Richard Dawkins recently had a two-part documentary on Channel 4 recently, called “Religion: The Root Of All Evil?”. Note the question mark. In the documentary (and perhaps predictably), he gives a whole bunch of reasons why religion is bad, but he never quite decides it’s the root of all evil.
At some point, he quoted Steve Weinberg (a winner of the Nobel Prize in Physics), who said:
“With or without religion, you would have good people doing good things and evil people doing evil things. But for good people to do evil things, that takes religion”.
I feel that this is unfair on religion.
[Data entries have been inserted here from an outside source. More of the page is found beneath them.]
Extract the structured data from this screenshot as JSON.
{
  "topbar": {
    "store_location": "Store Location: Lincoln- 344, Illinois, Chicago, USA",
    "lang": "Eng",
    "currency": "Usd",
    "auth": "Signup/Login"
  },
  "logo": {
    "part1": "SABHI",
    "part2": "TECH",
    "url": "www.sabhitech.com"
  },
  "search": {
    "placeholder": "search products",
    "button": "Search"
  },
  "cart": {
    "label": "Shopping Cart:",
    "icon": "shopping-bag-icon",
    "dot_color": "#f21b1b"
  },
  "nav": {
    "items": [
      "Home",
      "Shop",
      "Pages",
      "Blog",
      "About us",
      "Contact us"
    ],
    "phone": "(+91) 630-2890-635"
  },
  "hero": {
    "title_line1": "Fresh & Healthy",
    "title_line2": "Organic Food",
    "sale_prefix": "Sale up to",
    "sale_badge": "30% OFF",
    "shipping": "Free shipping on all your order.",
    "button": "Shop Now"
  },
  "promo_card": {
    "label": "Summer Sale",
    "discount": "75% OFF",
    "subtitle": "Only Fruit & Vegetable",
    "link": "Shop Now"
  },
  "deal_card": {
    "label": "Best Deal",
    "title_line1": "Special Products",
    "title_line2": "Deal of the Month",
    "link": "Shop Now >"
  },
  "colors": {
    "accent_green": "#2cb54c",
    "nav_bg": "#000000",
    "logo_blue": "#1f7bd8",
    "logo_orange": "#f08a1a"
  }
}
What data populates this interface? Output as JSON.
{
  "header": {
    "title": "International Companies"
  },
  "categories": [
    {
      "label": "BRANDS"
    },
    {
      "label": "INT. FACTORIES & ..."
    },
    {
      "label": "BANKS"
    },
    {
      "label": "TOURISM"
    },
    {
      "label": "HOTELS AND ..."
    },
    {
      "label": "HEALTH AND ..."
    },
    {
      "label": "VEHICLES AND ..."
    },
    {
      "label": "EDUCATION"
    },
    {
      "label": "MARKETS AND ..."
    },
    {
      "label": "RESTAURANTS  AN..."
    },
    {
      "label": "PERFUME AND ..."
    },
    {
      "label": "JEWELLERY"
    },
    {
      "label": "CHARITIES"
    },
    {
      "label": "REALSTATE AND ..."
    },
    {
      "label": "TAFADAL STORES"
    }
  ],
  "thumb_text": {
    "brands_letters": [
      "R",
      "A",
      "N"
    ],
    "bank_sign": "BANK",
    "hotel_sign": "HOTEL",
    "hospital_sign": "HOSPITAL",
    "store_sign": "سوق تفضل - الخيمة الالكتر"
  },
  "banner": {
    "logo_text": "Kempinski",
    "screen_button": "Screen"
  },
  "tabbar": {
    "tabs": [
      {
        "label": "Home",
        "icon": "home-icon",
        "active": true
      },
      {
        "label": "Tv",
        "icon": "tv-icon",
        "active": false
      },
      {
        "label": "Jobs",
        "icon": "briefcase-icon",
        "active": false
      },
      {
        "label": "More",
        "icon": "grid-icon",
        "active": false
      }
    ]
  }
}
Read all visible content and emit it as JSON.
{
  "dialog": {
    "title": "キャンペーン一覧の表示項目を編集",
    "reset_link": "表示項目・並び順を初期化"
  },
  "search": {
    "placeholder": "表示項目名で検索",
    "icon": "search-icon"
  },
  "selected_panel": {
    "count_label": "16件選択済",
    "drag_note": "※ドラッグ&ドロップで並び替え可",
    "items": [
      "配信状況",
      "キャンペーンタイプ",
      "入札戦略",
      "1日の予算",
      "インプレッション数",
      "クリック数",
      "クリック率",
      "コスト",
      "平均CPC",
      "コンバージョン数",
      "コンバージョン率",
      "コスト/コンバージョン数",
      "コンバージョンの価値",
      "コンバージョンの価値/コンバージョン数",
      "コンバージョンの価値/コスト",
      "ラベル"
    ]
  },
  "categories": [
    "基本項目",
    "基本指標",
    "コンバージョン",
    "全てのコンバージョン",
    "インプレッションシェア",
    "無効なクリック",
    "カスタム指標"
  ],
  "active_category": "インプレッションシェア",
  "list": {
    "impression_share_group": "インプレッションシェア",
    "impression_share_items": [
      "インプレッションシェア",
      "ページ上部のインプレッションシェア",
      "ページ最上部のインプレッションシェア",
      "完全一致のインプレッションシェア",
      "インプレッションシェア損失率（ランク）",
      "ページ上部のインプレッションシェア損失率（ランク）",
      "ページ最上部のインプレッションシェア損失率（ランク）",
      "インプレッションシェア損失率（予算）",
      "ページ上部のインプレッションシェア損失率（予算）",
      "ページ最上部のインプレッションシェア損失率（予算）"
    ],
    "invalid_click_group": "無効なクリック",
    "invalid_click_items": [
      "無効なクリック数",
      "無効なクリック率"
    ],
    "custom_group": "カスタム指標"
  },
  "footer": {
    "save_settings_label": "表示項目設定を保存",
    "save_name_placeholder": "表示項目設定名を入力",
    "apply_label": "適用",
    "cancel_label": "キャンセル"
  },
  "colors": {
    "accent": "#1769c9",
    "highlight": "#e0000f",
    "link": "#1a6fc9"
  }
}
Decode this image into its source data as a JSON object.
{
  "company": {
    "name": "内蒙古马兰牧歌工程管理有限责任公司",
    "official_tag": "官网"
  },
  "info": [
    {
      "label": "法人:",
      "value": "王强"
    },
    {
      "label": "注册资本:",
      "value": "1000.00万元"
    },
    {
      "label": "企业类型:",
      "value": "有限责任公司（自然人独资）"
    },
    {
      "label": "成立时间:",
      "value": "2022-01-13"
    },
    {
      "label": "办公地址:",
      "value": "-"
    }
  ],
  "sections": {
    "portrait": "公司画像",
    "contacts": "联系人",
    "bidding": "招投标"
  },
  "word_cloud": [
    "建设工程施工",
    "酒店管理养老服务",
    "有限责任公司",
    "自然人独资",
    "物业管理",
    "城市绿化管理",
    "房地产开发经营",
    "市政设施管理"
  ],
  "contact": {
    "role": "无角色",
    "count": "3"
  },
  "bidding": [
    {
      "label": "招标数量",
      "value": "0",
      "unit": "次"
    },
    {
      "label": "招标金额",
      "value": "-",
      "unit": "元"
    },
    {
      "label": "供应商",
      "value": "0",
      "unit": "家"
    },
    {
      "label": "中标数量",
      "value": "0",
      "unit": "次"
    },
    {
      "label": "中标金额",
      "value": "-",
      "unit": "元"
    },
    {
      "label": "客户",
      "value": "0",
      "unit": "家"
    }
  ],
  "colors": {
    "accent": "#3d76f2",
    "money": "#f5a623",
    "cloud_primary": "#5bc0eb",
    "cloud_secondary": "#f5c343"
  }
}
Take, for example, the Milgram experiment, where ordinary people were asked to apply lethal electric shocks to someone because they were told to. Religion had no part in that; similarly, many of those who “just took orders” during the Nazi reign in Germany had no strong sense of religion.
As a result, religion is too narrow a term. It’s also too wide a term — you would have a hard time convincing me that Buddhists would do evil things because of their religion. So religion is clearly not the right word.
I propose “fear” is the right word. The Nazis used fear. The Milgram experiment seems to show authority inspires some kind of fear — a fear stronger than that the fear that you’re slowly killing someone. A common theme in the monotheistic religious tradition is fear of going to hell (if you don’t have faith in Jesus Christ, in the Christian tradition, you’re doomed to eternal torment in hell. Lucky you).
As a result of this, I’d like to steal Mr. Dawkins’ title, and claim “Fear: The Root Of All Evil”.
What does this mean for us? If we’re evil, then pretty much nothing. If, on the other hand, we’re good, then we should probably look at what we’re afraid of and work out if it’s something we should actually be afraid of. Fear is the only thing that can manipulate a good person. Don’t let the good person be your good self.